More than 100 world leaders have met for the first time since the pandemic at the United Nations general assembly.

The head of the organisation is warning the world is in big trouble and Prime Minister Jacinda Ardern doesn't disagree but she used the day to pile the pressure on social media companies hiding their secret algorithms.

The United Nations gang was back together again on Wednesday for the General Assembly. Amongst all the power was New Zealand. 

"It is good for everyone to be back, you sense everyone's joy being face to face again," said Ardern. 

That included face time with Ukraine's Prime Minister, a warm hug with Iceland and Samoa and the EU, and a kiss on the hand from Poland.

"We have weighty issues that all of us are dealing with and coming together to grapple," Ardern said. 

What a journey to come together. The Prime Minister hitched a ride across the pond from the Queen's funeral on Canadian Prime Minister Justin Trudeau's plane.

"I sent a quick text message - simple as that."

Though the General Assembly is anything but simple. Streets are locked down and media masses are assembled in the stinking heat as world leaders, like new British Prime Minister Liz Truss, just stroll by into meetings

But the excitement by leaders to meet has been tempered by the mood of the UN Secretary-General who gave one of his bluntest speeches yet, saying "our world is in big trouble".

Ardern said the world is at a "significant crossroads". 

"We've had persistent challenges like climate change but we've overlaid on top of that the challenge of managing a pandemic and then a war in Europe."

With crisis after crisis stacking up, there's a battle for global attention and Ardern wants it on her pet project, the Christchurch Call - to fight online extremism.

After a summit with French President Emmanuel Macron, the pair launched an initiative with Microsoft and Twitter to research social media's secret algorithms.

"I think it's very hard for governments to say they are going to step in and regulate something that is so poorly understood, Ardern said. 

"Regulation will be much more painful than this cooperation because it will be less smart, I would say," said Macron.

But the biggest players - Facebook and TikTok - aren't taking part.

"All these players are more and more aware the current system is no more sustainable because the pressure will increase constantly," said Macron.

The French President told Newshub he's told social media companies to start moderating. 
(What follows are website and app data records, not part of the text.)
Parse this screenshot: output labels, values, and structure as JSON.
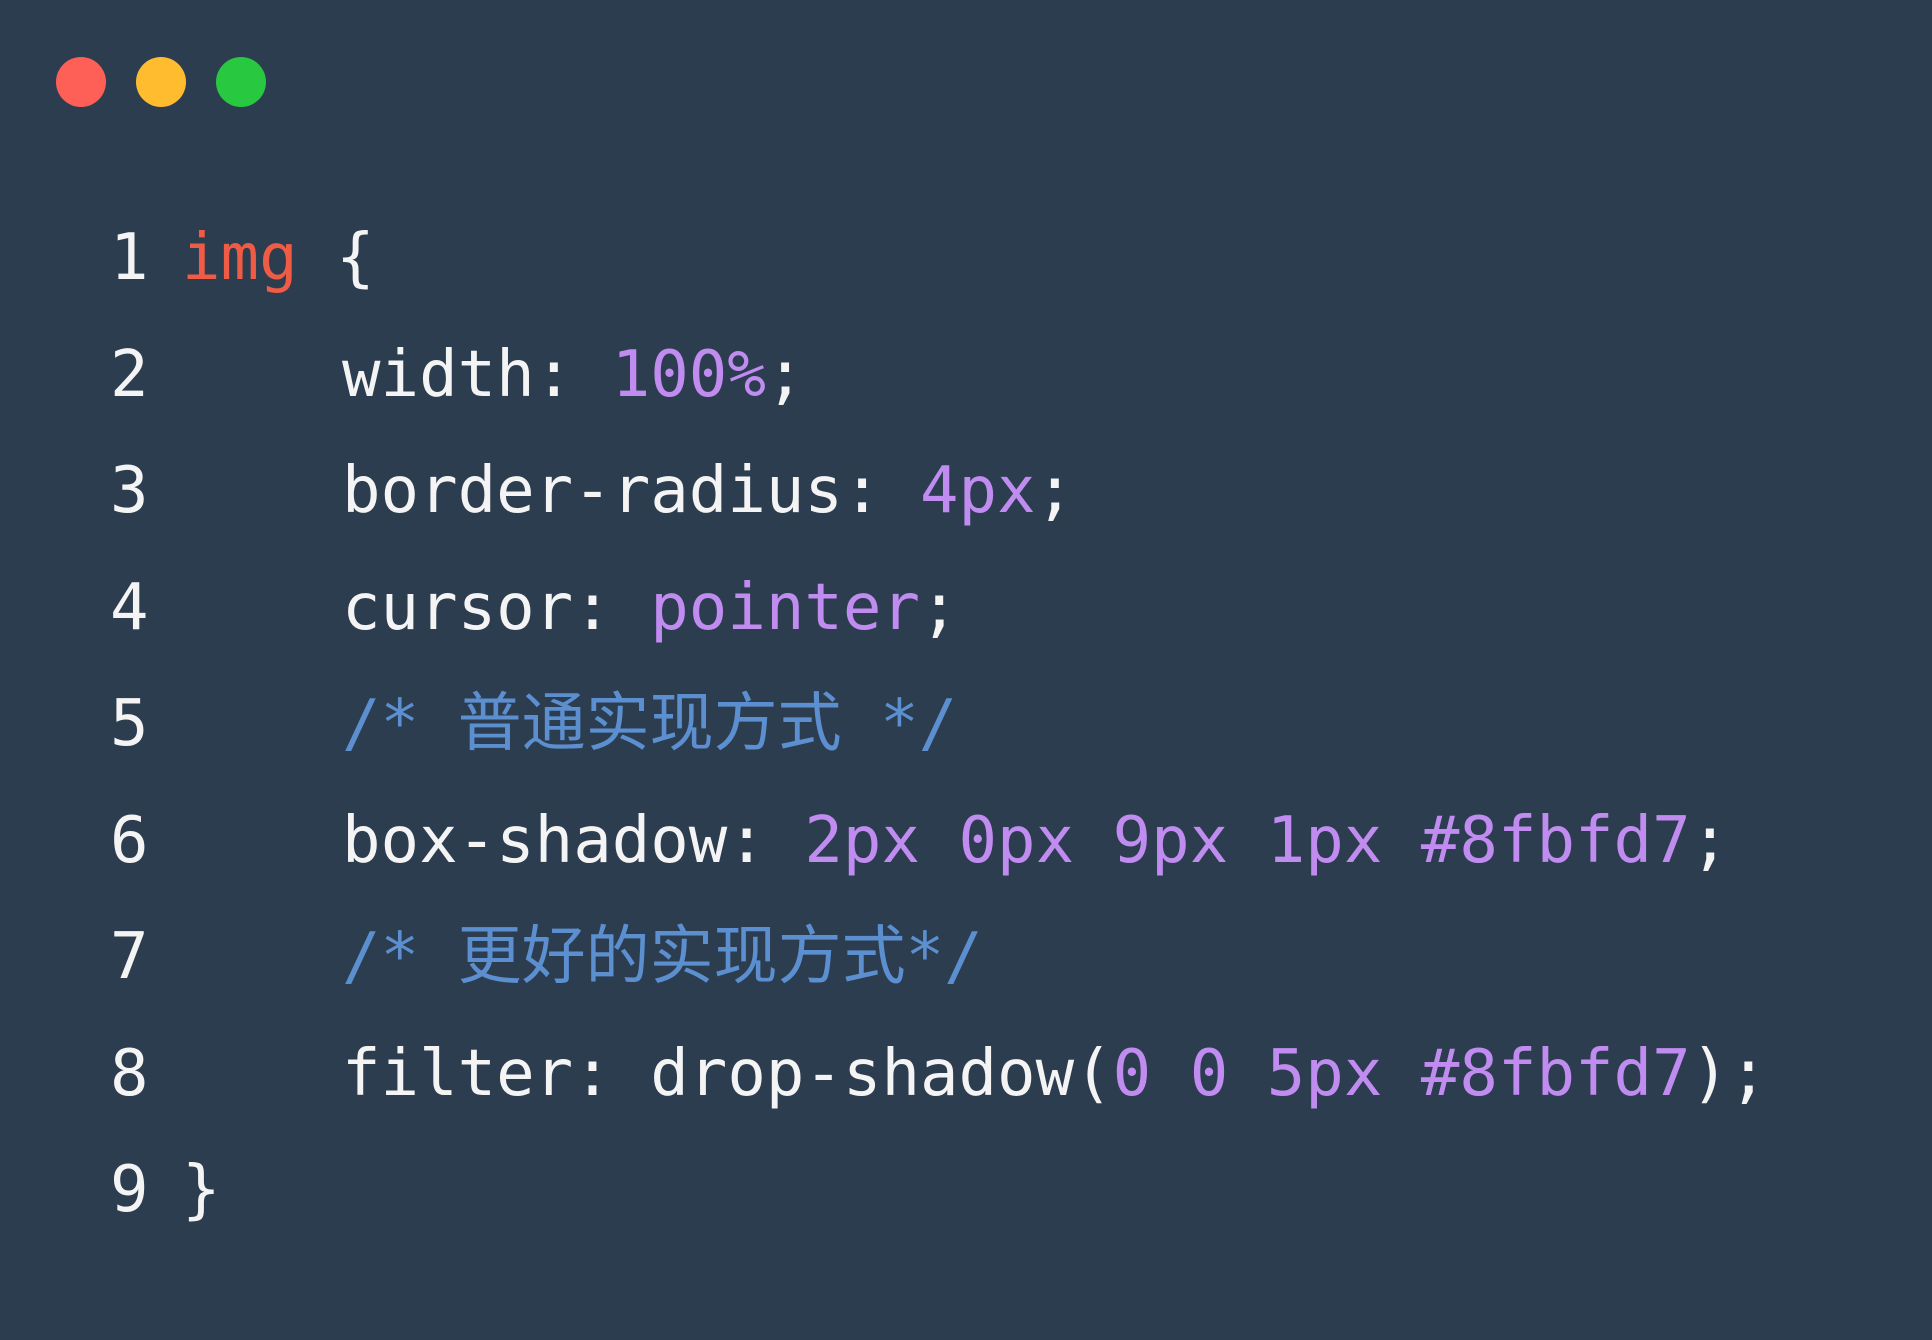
{
  "window": {
    "traffic_lights": [
      {
        "name": "close",
        "color": "#fe5f57"
      },
      {
        "name": "minimize",
        "color": "#febc2e"
      },
      {
        "name": "maximize",
        "color": "#28c840"
      }
    ]
  },
  "colors": {
    "background": "#2d3d50",
    "text": "#f4f4f4",
    "keyword": "#ef5b44",
    "value": "#c18cf0",
    "comment": "#5b8fcf"
  },
  "code": {
    "lines": [
      {
        "number": "1",
        "indent": false,
        "tokens": [
          {
            "text": "img",
            "type": "keyword"
          },
          {
            "text": " {",
            "type": "text"
          }
        ]
      },
      {
        "number": "2",
        "indent": true,
        "tokens": [
          {
            "text": "width: ",
            "type": "text"
          },
          {
            "text": "100%",
            "type": "value"
          },
          {
            "text": ";",
            "type": "text"
          }
        ]
      },
      {
        "number": "3",
        "indent": true,
        "tokens": [
          {
            "text": "border-radius: ",
            "type": "text"
          },
          {
            "text": "4px",
            "type": "value"
          },
          {
            "text": ";",
            "type": "text"
          }
        ]
      },
      {
        "number": "4",
        "indent": true,
        "tokens": [
          {
            "text": "cursor: ",
            "type": "text"
          },
          {
            "text": "pointer",
            "type": "value"
          },
          {
            "text": ";",
            "type": "text"
          }
        ]
      },
      {
        "number": "5",
        "indent": true,
        "tokens": [
          {
            "text": "/* 普通实现方式 */",
            "type": "comment"
          }
        ]
      },
      {
        "number": "6",
        "indent": true,
        "tokens": [
          {
            "text": "box-shadow: ",
            "type": "text"
          },
          {
            "text": "2px 0px 9px 1px #8fbfd7",
            "type": "value"
          },
          {
            "text": ";",
            "type": "text"
          }
        ]
      },
      {
        "number": "7",
        "indent": true,
        "tokens": [
          {
            "text": "/* 更好的实现方式*/",
            "type": "comment"
          }
        ]
      },
      {
        "number": "8",
        "indent": true,
        "tokens": [
          {
            "text": "filter: drop-shadow(",
            "type": "text"
          },
          {
            "text": "0 0 5px #8fbfd7",
            "type": "value"
          },
          {
            "text": ");",
            "type": "text"
          }
        ]
      },
      {
        "number": "9",
        "indent": false,
        "tokens": [
          {
            "text": "}",
            "type": "text"
          }
        ]
      }
    ]
  }
}
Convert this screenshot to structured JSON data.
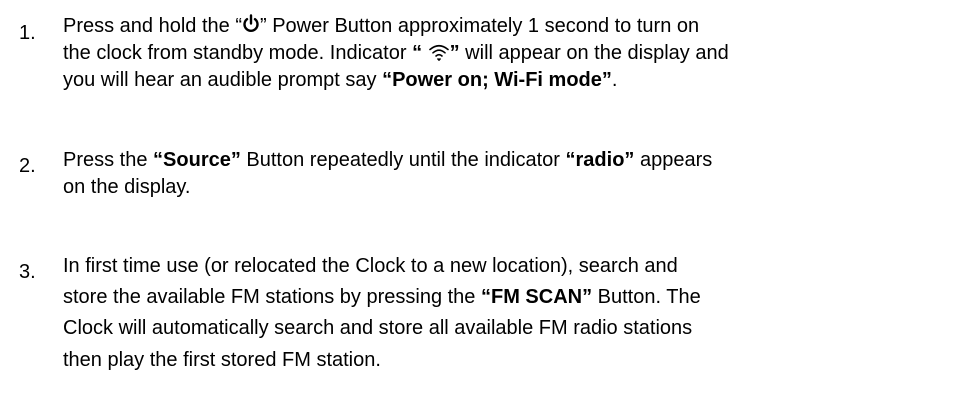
{
  "steps": [
    {
      "number": "1.",
      "lines": [
        {
          "a": "Press and hold the “",
          "icon": "power-icon",
          "b": "” Power Button approximately  1 second to turn on"
        },
        {
          "a": "the clock  from standby mode. Indicator ",
          "bold_open": "“ ",
          "icon": "wifi-icon",
          "bold_close": "”",
          "b": " will appear on the display and"
        },
        {
          "a": "you will  hear an  audible prompt say ",
          "bold": "“Power on; Wi-Fi mode”",
          "b": "."
        }
      ]
    },
    {
      "number": "2.",
      "lines": [
        {
          "a": "Press the ",
          "bold1": "“Source”",
          "b": " Button repeatedly until the indicator ",
          "bold2": "“radio”",
          "c": " appears"
        },
        {
          "a": "on the  display."
        }
      ]
    },
    {
      "number": "3.",
      "lines": [
        {
          "a": "In first time use (or relocated the Clock to a new location), search and"
        },
        {
          "a": "store the  available FM stations by pressing the ",
          "bold": "“FM SCAN”",
          "b": " Button. The"
        },
        {
          "a": "Clock will  automatically search and store all available FM radio stations"
        },
        {
          "a": "then play the  first stored FM station."
        }
      ]
    }
  ]
}
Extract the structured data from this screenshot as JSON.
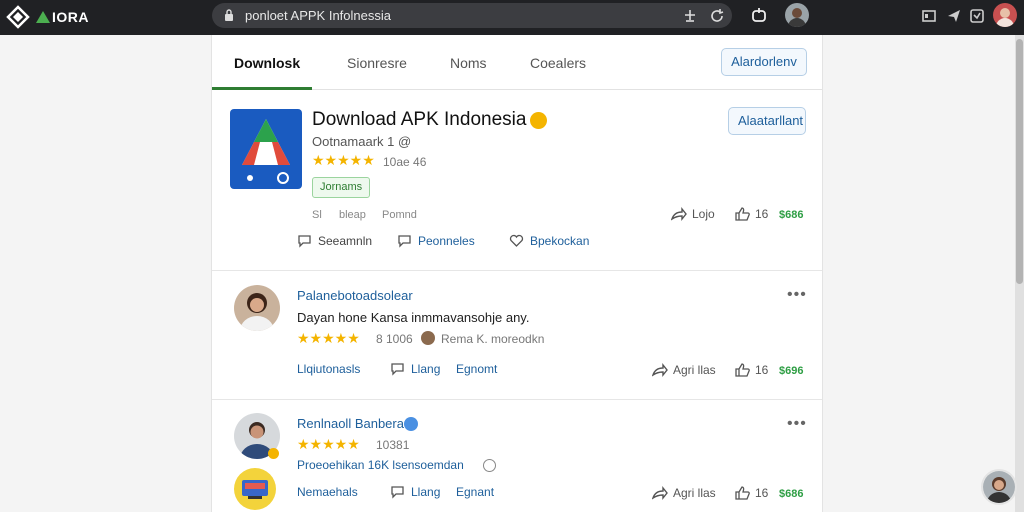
{
  "browser": {
    "brand": "IORA",
    "url": "ponloet APPK Infolnessia"
  },
  "tabs": [
    {
      "label": "Downlosk",
      "active": true
    },
    {
      "label": "Sionresre",
      "active": false
    },
    {
      "label": "Noms",
      "active": false
    },
    {
      "label": "Coealers",
      "active": false
    }
  ],
  "header_button": "Alardorlenv",
  "app": {
    "title": "Download APK Indonesia",
    "subtitle": "Ootnamaark 1 @",
    "rating_text": "10ae 46",
    "chip": "Jornams",
    "follow_button": "Alaatarllant",
    "meta": [
      "Sl",
      "bleap",
      "Pomnd"
    ],
    "share_label": "Lojo",
    "like_count": "16",
    "points": "$686",
    "actions": [
      {
        "label": "Seeamnln",
        "color": "gray"
      },
      {
        "label": "Peonneles",
        "color": "blue"
      },
      {
        "label": "Bpekockan",
        "color": "blue"
      }
    ]
  },
  "comments": [
    {
      "name": "Palanebotoadsolear",
      "text": "Dayan hone Kansa inmmavansohje any.",
      "rating_text": "8 1006",
      "mention": "Rema K. moreodkn",
      "actions": [
        "Llqiutonasls",
        "Llang",
        "Egnomt"
      ],
      "share_label": "Agri llas",
      "like_count": "16",
      "points": "$696"
    },
    {
      "name": "Renlnaoll Banbera",
      "rating_text": "10381",
      "text": "Proeoehikan 16K lsensoemdan",
      "actions": [
        "Nemaehals",
        "Llang",
        "Egnant"
      ],
      "share_label": "Agri llas",
      "like_count": "16",
      "points": "$686"
    }
  ],
  "colors": {
    "accent_blue": "#1e5f9b",
    "accent_green": "#2e9e44",
    "star": "#f4b400",
    "topbar": "#202124"
  }
}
"So they have to work on it, these two things," he said, before giving Newshub a wink. 

A wink for us and a thumbs up and handshake for the Prime Minister. That's one way to wrap up the first day of leaders' week.